When Wesley Clark Jr. switched on his television, he was incensed by what he saw. Hundreds of miles away on the other side of the country, Native Americans were putting themselves on the frontline. They were trying to protect their land – and paying a hefty price. Heartbroken at seeing his fellow countrymen suffer, he knew that he had to take action.
Back in 2014, a Texas company known as Energy Transfer Partners submitted plans to build a pipeline across America’s Midwest. It hoped that, when completed, the pipeline would pump oil to Illinois from North Dakota, 900 miles away.
The project, estimated to cost in the region of $4 billion, was due to be completed in 2016. But planners didn’t count on the Standing Rock Sioux, whose lands would potentially be put at risk by the project.
The plan was to dig the pipeline under the Missouri River. There was, however, one huge issue. The Missouri River is the main source of drinking water for the 8,000 or so Sioux who live on the Standing Rock Reservation which straddles North and South Dakota. And naturally, the Sioux weren’t at all happy with the plans.
So, despite developers’ assurances that the project will be safe, their opponents are not so sure. They point to research that suggests more than 3,000 American pipelines have leaked over the last six years alone. Even a small spillage could cause serious damage to the Sioux’s water supply. As a result, this would put an already marginalized people at even further risk.
Additionally, members of the Standing Rock Sioux say the proposed pipeline will cut through a burial ground. They say that the government did not uphold its legal obligation to consult with the Sioux during the planning stages and so want the development stopped.
Since early 2016, then, opponents of the pipeline have been gathering at the site in North Dakota. Standing Rock Sioux have been joined by indigenous people from across the United States as well as climate activists who see the struggle as representative of a larger battle to protect the Earth’s resources.
As more and more protestors arrived at the site, media coverage of the situation mounted. The world watched seemingly peaceful protestors being arrested and roughly treated by security guards equipped with dogs and pepper spray. As a result, many onlookers began to question this approach.
One such person was Wesley Clark Jr., the son of a U.S. Army general of the same name. Clark Sr. had made a name for himself serving as NATO’s Supreme Allied Commander Europe during the Kosovo War, and his son had followed his footsteps into the armed forces.
After four years of active duty, Clark Jr. returned to civilian life. And though he was keen to re-enlist after 9/11, his father persuaded him to leave the military behind. Instead, Clark Jr. began to look for other ways to fight injustice around the world.
Today, Clark Jr. is a climate activist and a guest host on the progressive internet news channel The Young Turks. So when news of the protests at Standing Rock spread to the wider world, he, like many, felt moved to act.
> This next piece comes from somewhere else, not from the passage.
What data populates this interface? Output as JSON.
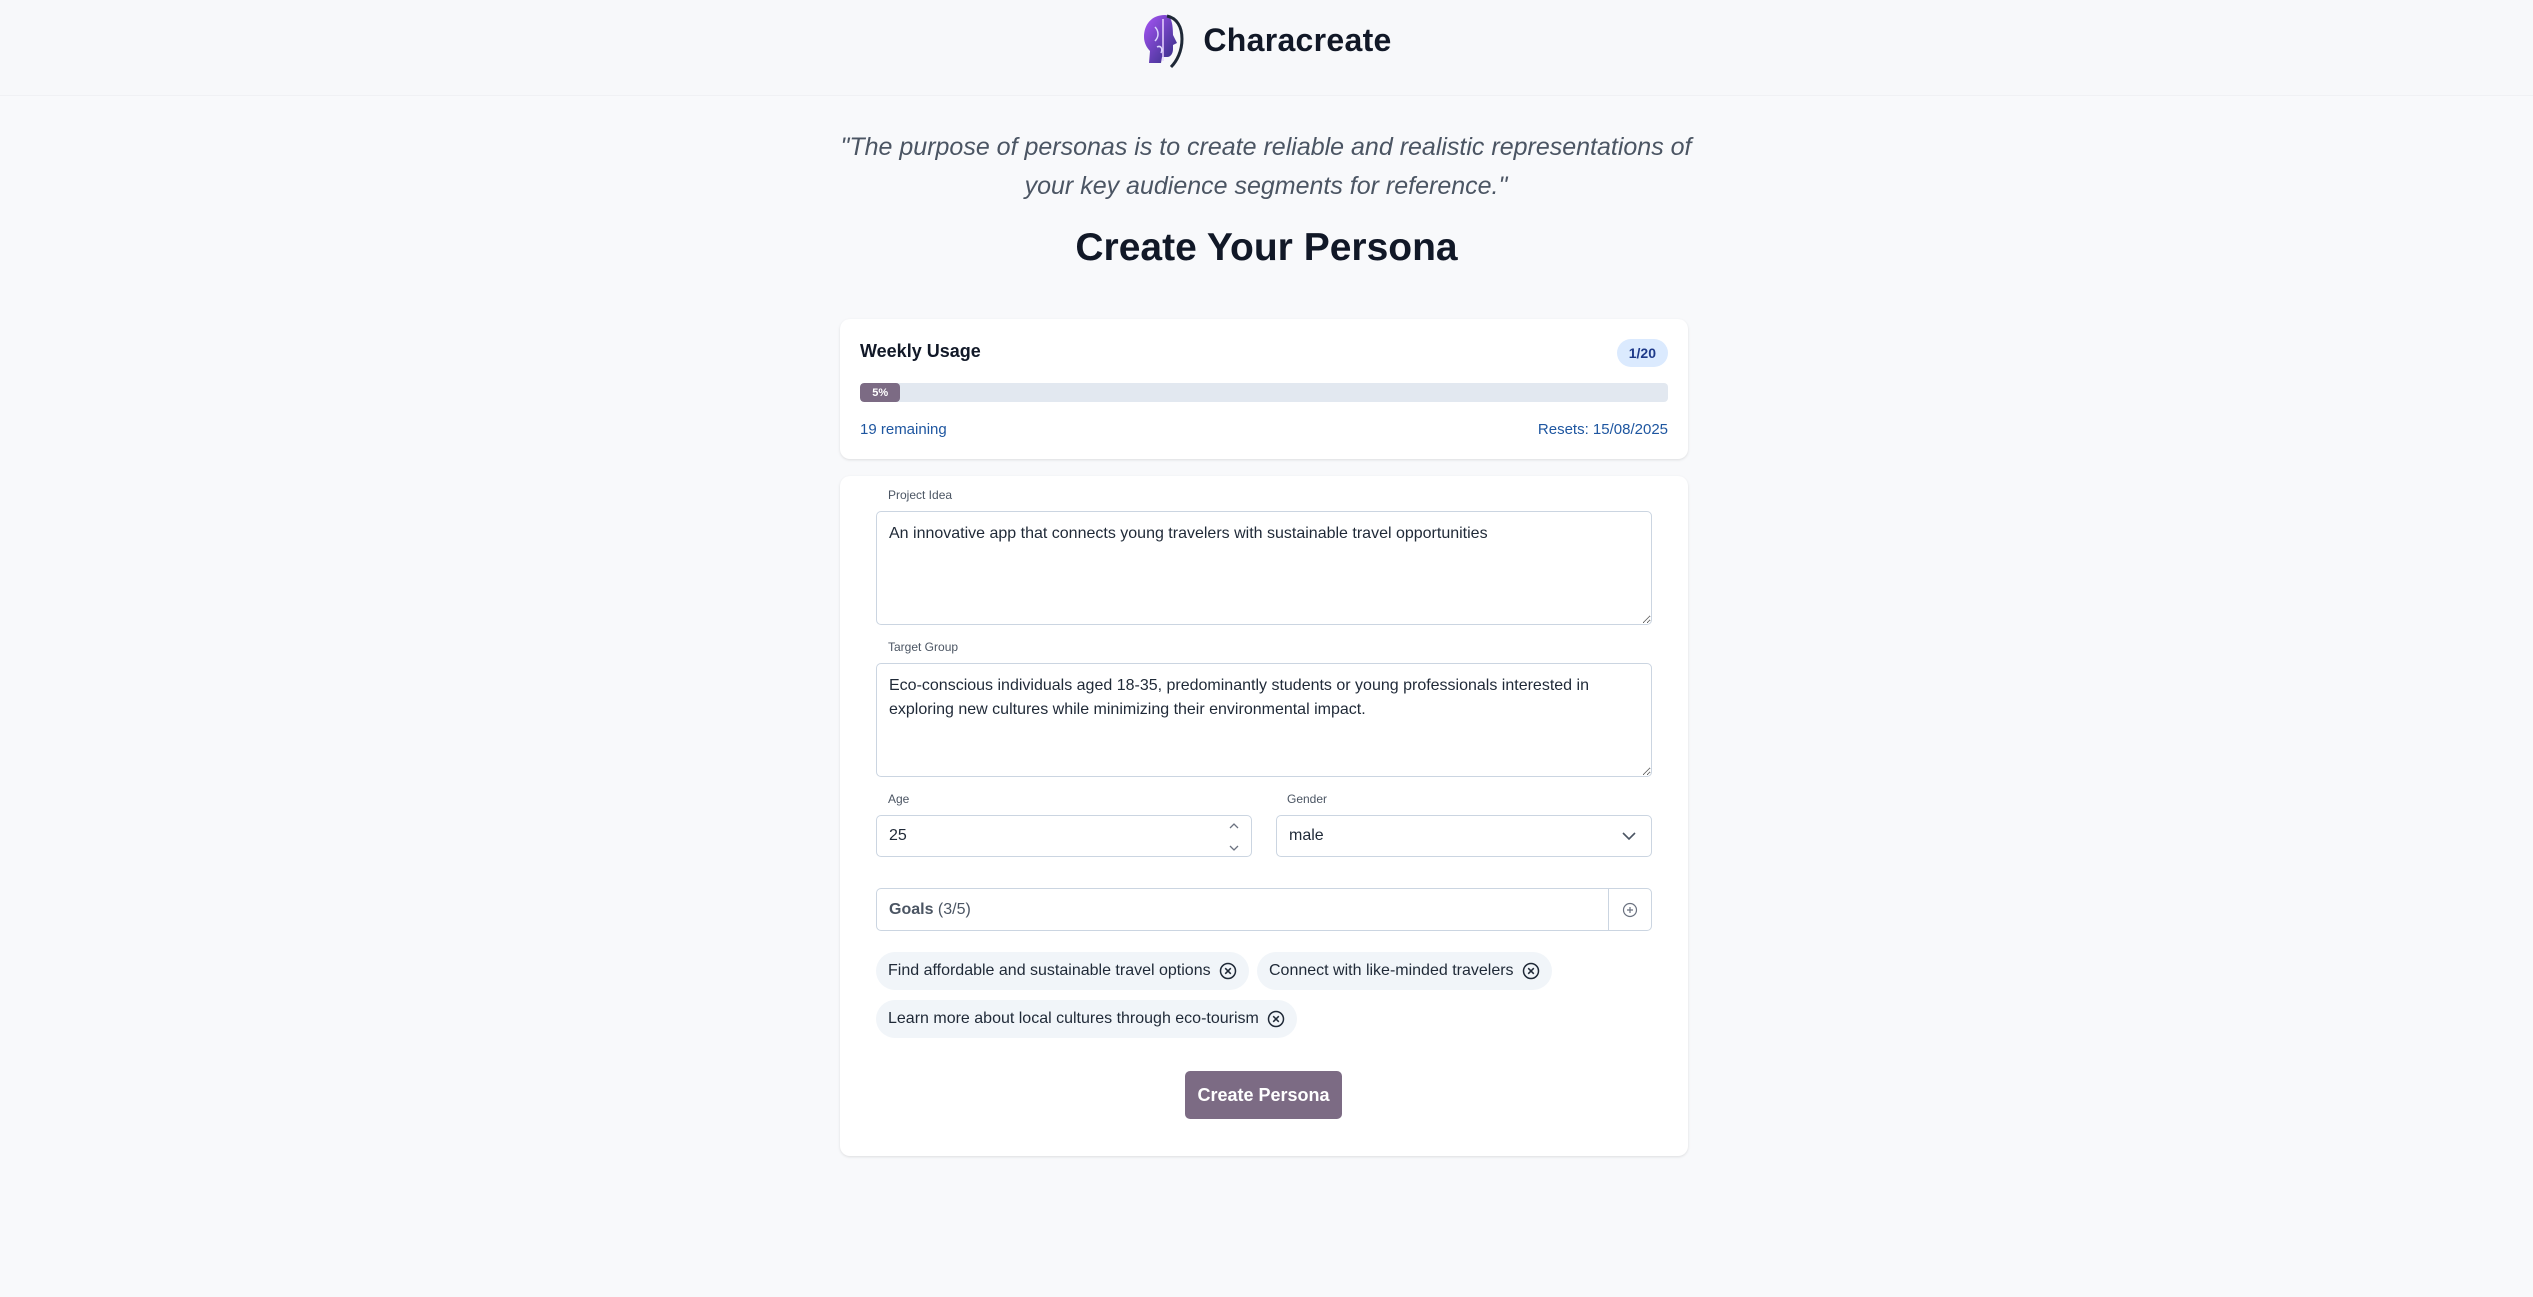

Inspired by the ongoing resistance at Standing Rock and horrified by the apparently violent response of security firms, Clark Jr. issued an “Operations Order” calling on his fellow veterans to take action. “First Americans have served in the United States Military, defending the soil of our homelands, at a greater percentage than any other group of Americans,” he wrote. “There is no other people more deserving of veteran support.”
Quickly, the idea took hold, with more than 2,500 veterans signing up to stand with the Sioux protestors at Standing Rock. The plan was to form a human shield in order to protect the protestors from harm. It would be a direct, nonviolent action in response to the perceived heavy handedness of the private security firms.
Clark Jr.’s Operations Order went on to explain, “We are there to put our bodies on the line, no matter the physical cost, in complete non-violence, to provide a clear representation to all Americans of where evil resides.” The message, then, was clear.
So on December 3, 2016, Clark Jr. left Los Angeles, California and drove the 1,560 miles to Cannon Ball, North Dakota. And as veterans began to pour in, they were welcomed by the Sioux with a special ceremony before heading out onto the front line.
On December 4, the Standing Rock Protestors celebrated a big win in their battle against the pipeline. The Department of the Army announced that it would not be granting the easement right that would have allowed developers to dig under Lake Oahe, North Dakota.
Instead, the Army stated that the decision would be delayed while discussions were conducted with the Standing Rock Sioux and possible alternative routes were explored. For the protestors, it was a sign that their voices were being heard.
Although Clark Jr.’s campaign brought plenty of publicity to the struggle at Standing Rock, some have been less than pleased with the role the activist has played. In fact, after his GoFundMe page raised more than $1.1 million to support the veterans’ protest, there have been questions as to where the funds have gone.
An despite Clark Jr.’s statement on Facebook that the funds raised would be used to provide for veterans during their time at Standing Rock, critics have pointed out that many at the protest found themselves without supplies or shelter. Clark Jr., though, blamed unexpectedly high numbers for the logistical problems – around 4,000 veterans are thought to have turned up.
Currently, veterans, indigenous people and concerned citizens from around the world continue to maintain a presence at Standing Rock, despite winter weather making conditions tough. As they are all aware, the latest setback doesn’t mean that plans for the pipeline have been dropped – and the war is far from over.